The response time of 5 milliseconds (ISO) is quite normal, too. And it indicates a rather slow matrix, by the way. Like with the viewing angle measurement, the manufacturers use two methods to measure the response time, ISO13406-2 and Gray-to-Gray. The latter method counts in all transitions between all possible halftones in all possible directions while the former measures the black-white-black transition only, which is the fastest transition on matrixes without Response Time Compensation. The ISO method is used for RTC-less matrixes to ensure a lower specified response time.
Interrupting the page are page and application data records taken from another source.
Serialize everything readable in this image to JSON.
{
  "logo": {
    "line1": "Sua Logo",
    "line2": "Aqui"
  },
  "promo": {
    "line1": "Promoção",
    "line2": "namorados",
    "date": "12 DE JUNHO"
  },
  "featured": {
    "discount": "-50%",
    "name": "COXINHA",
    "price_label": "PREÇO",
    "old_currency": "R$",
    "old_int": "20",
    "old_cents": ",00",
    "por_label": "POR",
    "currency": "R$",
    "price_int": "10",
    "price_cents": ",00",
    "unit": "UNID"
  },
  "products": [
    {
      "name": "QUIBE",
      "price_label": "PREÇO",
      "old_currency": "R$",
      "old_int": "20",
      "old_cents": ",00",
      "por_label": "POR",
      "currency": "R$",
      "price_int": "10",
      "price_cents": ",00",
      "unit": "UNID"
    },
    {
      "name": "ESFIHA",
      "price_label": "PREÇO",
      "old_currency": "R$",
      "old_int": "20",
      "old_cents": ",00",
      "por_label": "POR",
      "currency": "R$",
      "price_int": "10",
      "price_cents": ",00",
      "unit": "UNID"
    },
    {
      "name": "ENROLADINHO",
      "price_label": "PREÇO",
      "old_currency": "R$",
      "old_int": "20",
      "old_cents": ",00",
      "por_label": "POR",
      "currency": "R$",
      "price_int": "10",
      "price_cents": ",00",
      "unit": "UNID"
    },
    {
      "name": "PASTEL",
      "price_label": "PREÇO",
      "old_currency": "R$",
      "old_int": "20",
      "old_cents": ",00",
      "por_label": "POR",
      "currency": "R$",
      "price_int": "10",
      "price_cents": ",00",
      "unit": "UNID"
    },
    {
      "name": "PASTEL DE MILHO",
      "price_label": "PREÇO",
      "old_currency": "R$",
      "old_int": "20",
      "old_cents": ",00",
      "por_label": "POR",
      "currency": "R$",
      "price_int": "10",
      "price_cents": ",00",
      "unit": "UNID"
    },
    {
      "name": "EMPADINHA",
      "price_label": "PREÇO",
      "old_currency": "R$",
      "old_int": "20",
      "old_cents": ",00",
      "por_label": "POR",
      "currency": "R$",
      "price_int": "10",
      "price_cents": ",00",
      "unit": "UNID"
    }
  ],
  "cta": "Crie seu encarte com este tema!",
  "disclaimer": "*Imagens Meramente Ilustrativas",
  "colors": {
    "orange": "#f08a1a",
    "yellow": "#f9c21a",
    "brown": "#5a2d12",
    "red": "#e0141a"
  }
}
For TN technology, the divide is at 5 milliseconds. If you see this number specified, you can be sure the matrix doesn’t have RTC and its real speed is rather low. If the specified response is 4 milliseconds, the matrix has RTC and is likely to be fast indeed. As our tests show, the difference in real response time between 4ms and 5ms matrixes may be three- or even fourfold.
The monitor has a glossy plastic case but the LCD matrix has a matte coating. This compromise is quite logical: many people are attracted to the black gloss of the case but there are also many users who don’t like glossy screens producing lots of glares. If you’ve got a light source or a brightly lit object behind your back, a matte matrix will only produce a barely visible halo whereas a glossy one will act like a regular mirror.
Well, Samsung has been noted to produce pairs of models to suit everyone’s taste, e.g. SyncMaster 961BW with a matte matrix and its glossy-matrix mate 961GW. Perhaps, we’ll soon see an all-glossy version of the 2263DX, too.
The stand allows adjusting the tilt of the screen only. Moreover, the screen cannot be tilted forward, but only backward. So, if you are going to watch movies on your monitor, the 2263DX won’t be very convenient: the poor vertical viewing angles of the TN matrix are added up with the lack of tilt control.
The monitor can be installed on a standard VESA mount, but the fasteners are used for the mini-monitor’s mount by default.
The stand features an original design. It is detachable, but is fastened using a special clip rather than screws. When you assemble the monitor, the top steel plate is inserted into the monitor’s case to a click. Be careful: the 2263DX must not be carried with the screen down, you holding it at its stand.